BitTorrent maker sets up search
The man behind the popular BitTorrent file-sharing program has set up a way of searching for torrent files.
The search tool on Bram Cohen's website makes it easier to find links which can then be used to download large files.
It was launched as US authorities shut down a prominent BitTorrent site, Elite Torrents, which had links to download the new Star Wars movie.
BitTorrent has become linked to online piracy due its widespread use to distribute copyrighted material.
Mr Cohen created the file-sharing software to help distribute popular files over the net, without putting all the strain on the original source for the file.
BitTorrent works by breaking a file up into fragments and then distributing the data over multiple users.
It means large files, such as films and TV shows, can be shared quickly and easily.

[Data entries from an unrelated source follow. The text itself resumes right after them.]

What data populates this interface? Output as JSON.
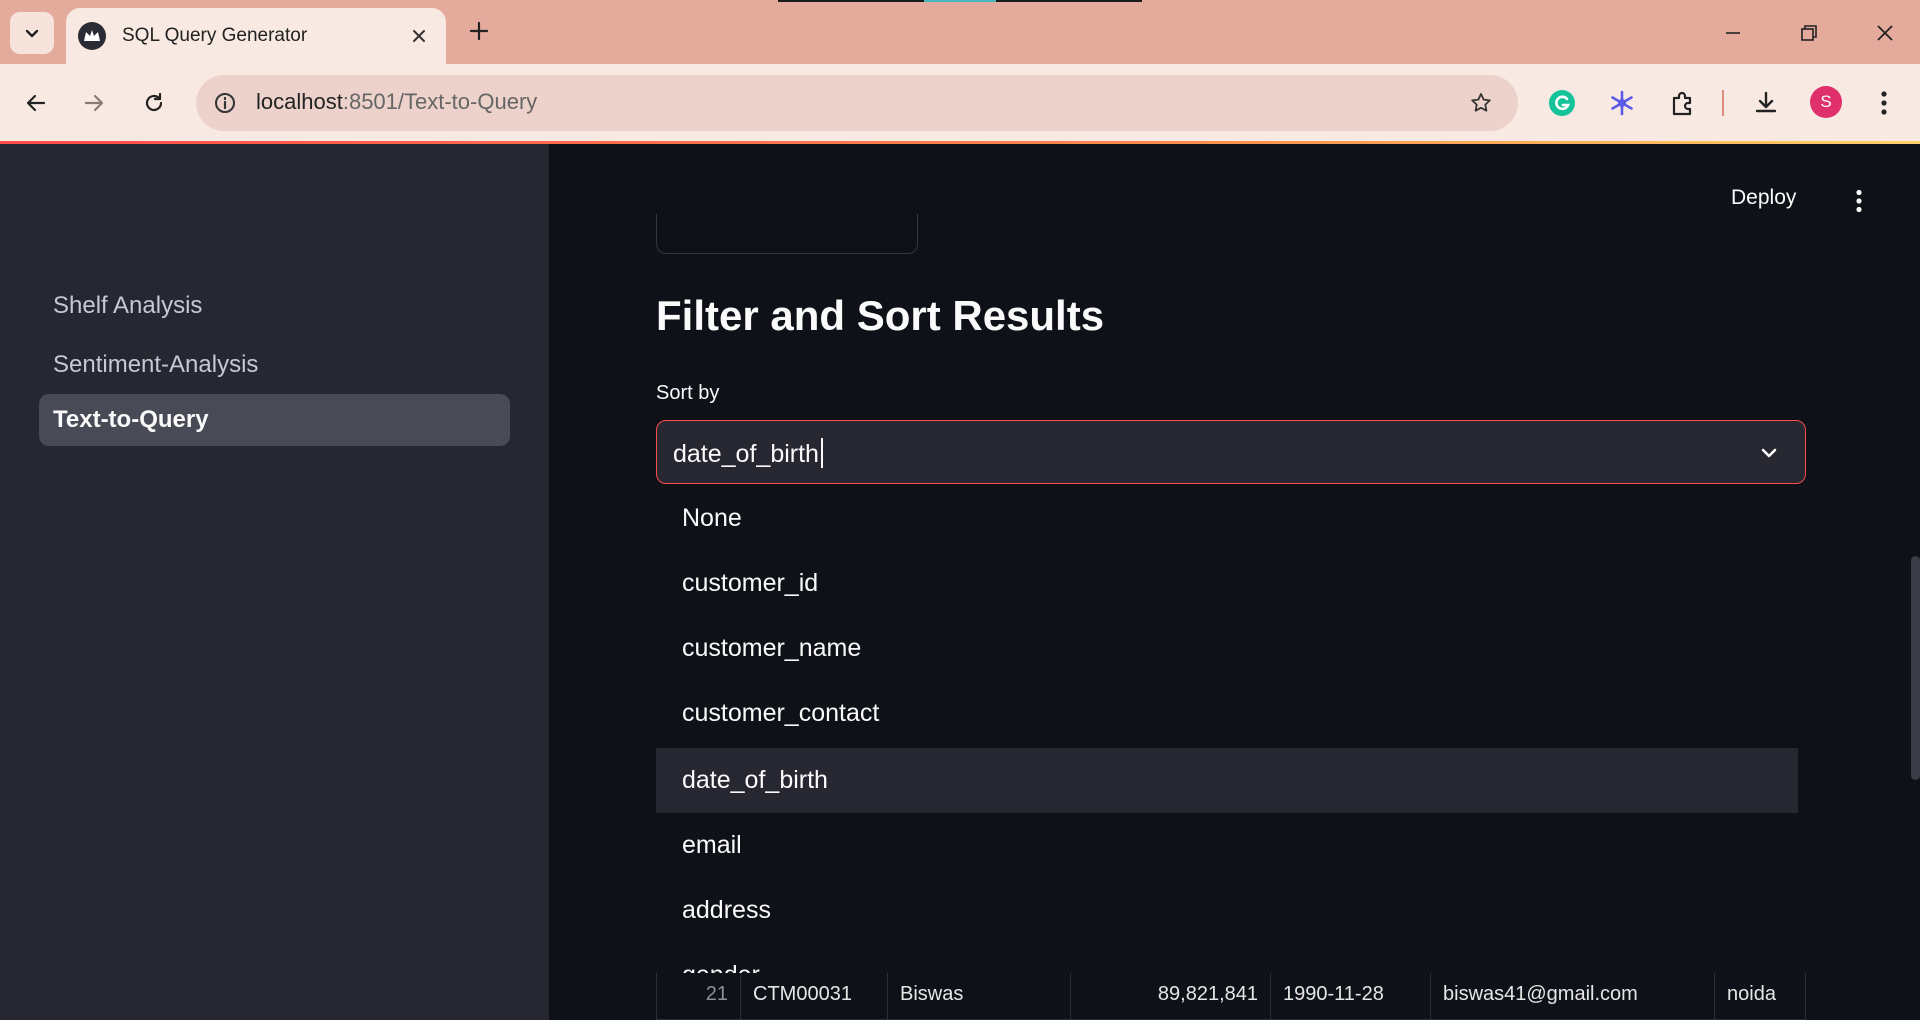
{
  "browser": {
    "tab_title": "SQL Query Generator",
    "url_host": "localhost",
    "url_path": ":8501/Text-to-Query",
    "profile_initial": "S"
  },
  "app": {
    "deploy_label": "Deploy",
    "sidebar": {
      "items": [
        {
          "label": "Shelf Analysis",
          "active": false
        },
        {
          "label": "Sentiment-Analysis",
          "active": false
        },
        {
          "label": "Text-to-Query",
          "active": true
        }
      ]
    },
    "heading": "Filter and Sort Results",
    "sort": {
      "label": "Sort by",
      "value": "date_of_birth",
      "options": [
        "None",
        "customer_id",
        "customer_name",
        "customer_contact",
        "date_of_birth",
        "email",
        "address",
        "gender"
      ],
      "highlighted": "date_of_birth"
    },
    "table_row": {
      "index": "21",
      "customer_id": "CTM00031",
      "customer_name": "Biswas",
      "customer_contact": "89,821,841",
      "date_of_birth": "1990-11-28",
      "email": "biswas41@gmail.com",
      "address": "noida"
    }
  },
  "colors": {
    "accent": "#ff4b4b",
    "sidebar_bg": "#262730",
    "main_bg": "#0e1117",
    "chrome_tabbar": "#e4ab9c"
  }
}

With BitTorrent software, server sites do not host the files being shared. Instead, they host links, called "trackers" which tell people where to go to get the files.
Torrent of lawsuits
Various sites offer ways of searching for torrent links.
Bram Cohen has relied on donations from BitTorrent users
The free search tool is the first commercial offering from Mr Cohen's company, called BitTorrent. Previously he had relied on donations.
It is being supported by sponsored links, which appear along the search results.
The search tool does not currently filter out copyrighted files.
There are a number of websites which provide torrent links to the copyrighted material, but these are becoming scarce as media companies try to shut them down.
In December, the Motion Picture Association of America (MPAA) turned its attention to file-indexing websites using BitTorrent, closing down several prominent sites.
Earlier this month the movie industry expanded its list of targets by going after six BitTorrent sites hosting links to illegal copies of TV shows. Four of these have already been shut down.
The MPAA says that more than 90% of the sites it has sued have been taken offline.
It estimates that movie piracy cost the film industry $3.5bn (£1.9bn) last year.